App and web page records
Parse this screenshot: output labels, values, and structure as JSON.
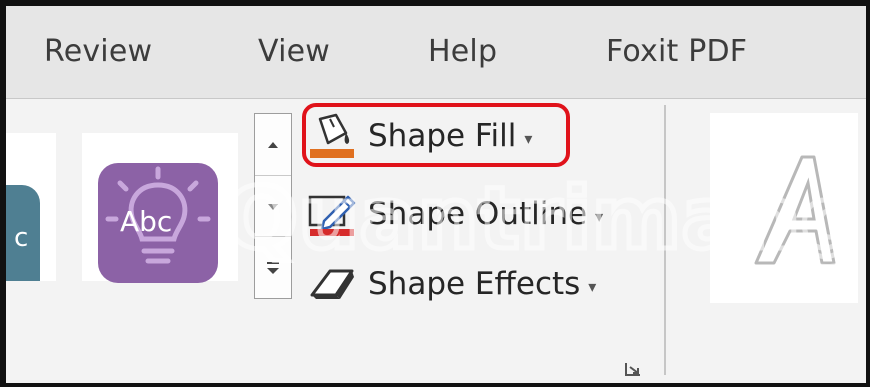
{
  "tabs": [
    {
      "label": "Review"
    },
    {
      "label": "View"
    },
    {
      "label": "Help"
    },
    {
      "label": "Foxit PDF"
    }
  ],
  "shape_styles": {
    "tiles": [
      {
        "label": "c",
        "color": "#4f7f92"
      },
      {
        "label": "Abc",
        "color": "#8c62a6"
      }
    ],
    "scroll_icons": [
      "up-arrow-icon",
      "down-arrow-icon",
      "more-gallery-icon"
    ]
  },
  "commands": {
    "shape_fill": {
      "label": "Shape Fill",
      "accent": "#e07020"
    },
    "shape_outline": {
      "label": "Shape Outline",
      "accent": "#d62b2b"
    },
    "shape_effects": {
      "label": "Shape Effects"
    }
  },
  "highlight_color": "#e0121a",
  "watermark_text": "Quantrimang"
}
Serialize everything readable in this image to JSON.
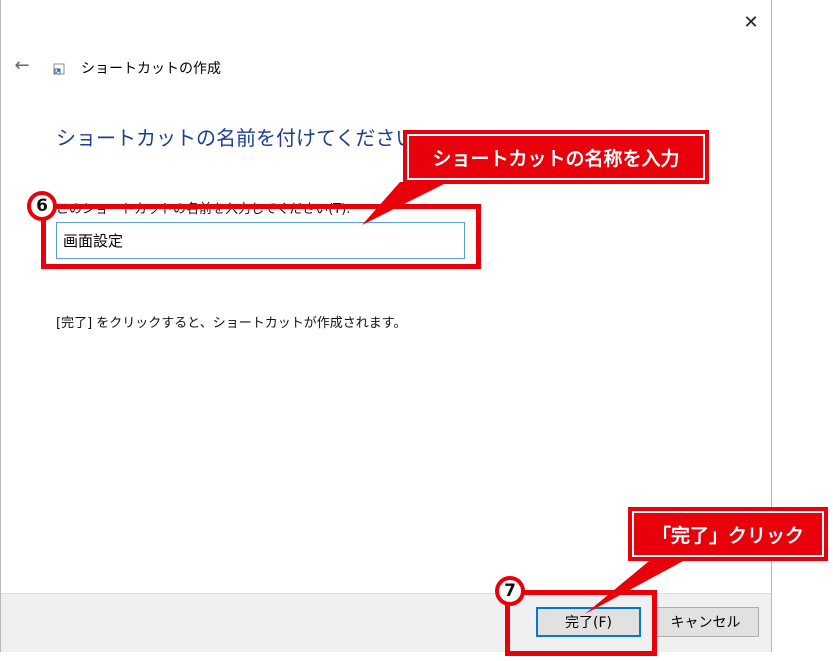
{
  "window": {
    "title": "ショートカットの作成",
    "close_glyph": "✕",
    "back_glyph": "←"
  },
  "main": {
    "heading": "ショートカットの名前を付けてください。",
    "field_label": "このショートカットの名前を入力してください(T):",
    "name_value": "画面設定",
    "hint": "[完了] をクリックすると、ショートカットが作成されます。"
  },
  "footer": {
    "finish_label": "完了(F)",
    "cancel_label": "キャンセル"
  },
  "annotations": {
    "step6_number": "6",
    "step6_callout": "ショートカットの名称を入力",
    "step7_number": "7",
    "step7_callout": "「完了」クリック",
    "color": "#e8000b"
  }
}
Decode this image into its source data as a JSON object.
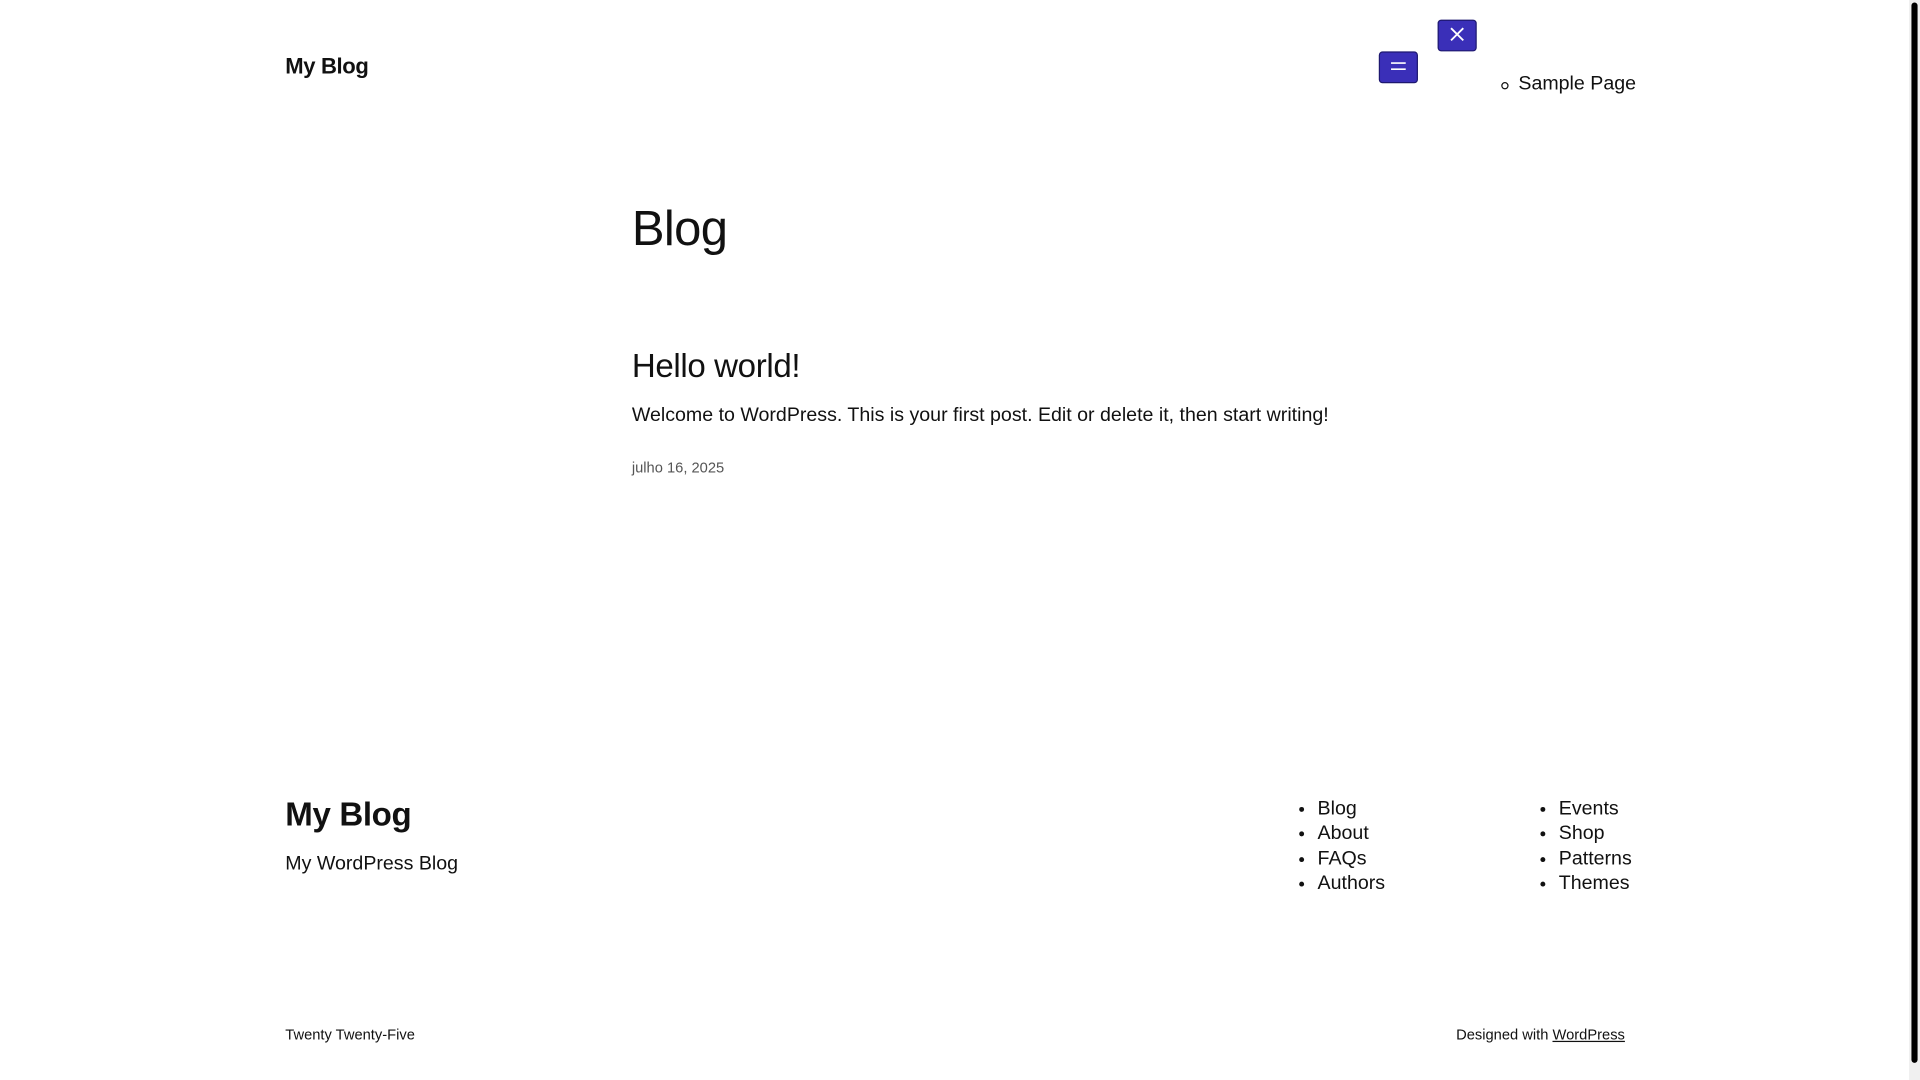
{
  "header": {
    "site_title": "My Blog",
    "menu_open_icon": "hamburger-icon",
    "menu_close_icon": "close-icon",
    "nav_items": [
      {
        "label": "Sample Page"
      }
    ]
  },
  "main": {
    "page_heading": "Blog",
    "posts": [
      {
        "title": "Hello world!",
        "excerpt": "Welcome to WordPress. This is your first post. Edit or delete it, then start writing!",
        "date": "julho 16, 2025"
      }
    ]
  },
  "footer": {
    "site_title": "My Blog",
    "tagline": "My WordPress Blog",
    "nav_column_1": [
      "Blog",
      "About",
      "FAQs",
      "Authors"
    ],
    "nav_column_2": [
      "Events",
      "Shop",
      "Patterns",
      "Themes"
    ],
    "theme_credit": "Twenty Twenty-Five",
    "designed_with_text": "Designed with",
    "designed_with_link": "WordPress"
  },
  "colors": {
    "accent_button": "#3a2fb8",
    "text": "#111111",
    "muted_text": "#555555",
    "background": "#ffffff"
  }
}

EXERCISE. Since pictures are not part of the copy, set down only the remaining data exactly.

REPLY.
Parse this screenshot: output labels, values, and structure as JSON.
{
  "tabs": [
    {
      "label": "Review"
    },
    {
      "label": "View"
    },
    {
      "label": "Help"
    },
    {
      "label": "Foxit PDF"
    }
  ],
  "shape_styles": {
    "tiles": [
      {
        "label": "c",
        "color": "#4f7f92"
      },
      {
        "label": "Abc",
        "color": "#8c62a6"
      }
    ],
    "scroll_icons": [
      "up-arrow-icon",
      "down-arrow-icon",
      "more-gallery-icon"
    ]
  },
  "commands": {
    "shape_fill": {
      "label": "Shape Fill",
      "accent": "#e07020"
    },
    "shape_outline": {
      "label": "Shape Outline",
      "accent": "#d62b2b"
    },
    "shape_effects": {
      "label": "Shape Effects"
    }
  },
  "highlight_color": "#e0121a",
  "watermark_text": "Quantrimang"
}
Serialize everything readable in this image to JSON.
{
  "window": {
    "title": "ショートカットの作成",
    "close_glyph": "✕",
    "back_glyph": "←"
  },
  "main": {
    "heading": "ショートカットの名前を付けてください。",
    "field_label": "このショートカットの名前を入力してください(T):",
    "name_value": "画面設定",
    "hint": "[完了] をクリックすると、ショートカットが作成されます。"
  },
  "footer": {
    "finish_label": "完了(F)",
    "cancel_label": "キャンセル"
  },
  "annotations": {
    "step6_number": "6",
    "step6_callout": "ショートカットの名称を入力",
    "step7_number": "7",
    "step7_callout": "「完了」クリック",
    "color": "#e8000b"
  }
}
Decode this image into its source data as a JSON object.
{
  "header": {
    "site_title": "My Blog",
    "menu_open_icon": "hamburger-icon",
    "menu_close_icon": "close-icon",
    "nav_items": [
      {
        "label": "Sample Page"
      }
    ]
  },
  "main": {
    "page_heading": "Blog",
    "posts": [
      {
        "title": "Hello world!",
        "excerpt": "Welcome to WordPress. This is your first post. Edit or delete it, then start writing!",
        "date": "julho 16, 2025"
      }
    ]
  },
  "footer": {
    "site_title": "My Blog",
    "tagline": "My WordPress Blog",
    "nav_column_1": [
      "Blog",
      "About",
      "FAQs",
      "Authors"
    ],
    "nav_column_2": [
      "Events",
      "Shop",
      "Patterns",
      "Themes"
    ],
    "theme_credit": "Twenty Twenty-Five",
    "designed_with_text": "Designed with",
    "designed_with_link": "WordPress"
  },
  "colors": {
    "accent_button": "#3a2fb8",
    "text": "#111111",
    "muted_text": "#555555",
    "background": "#ffffff"
  }
}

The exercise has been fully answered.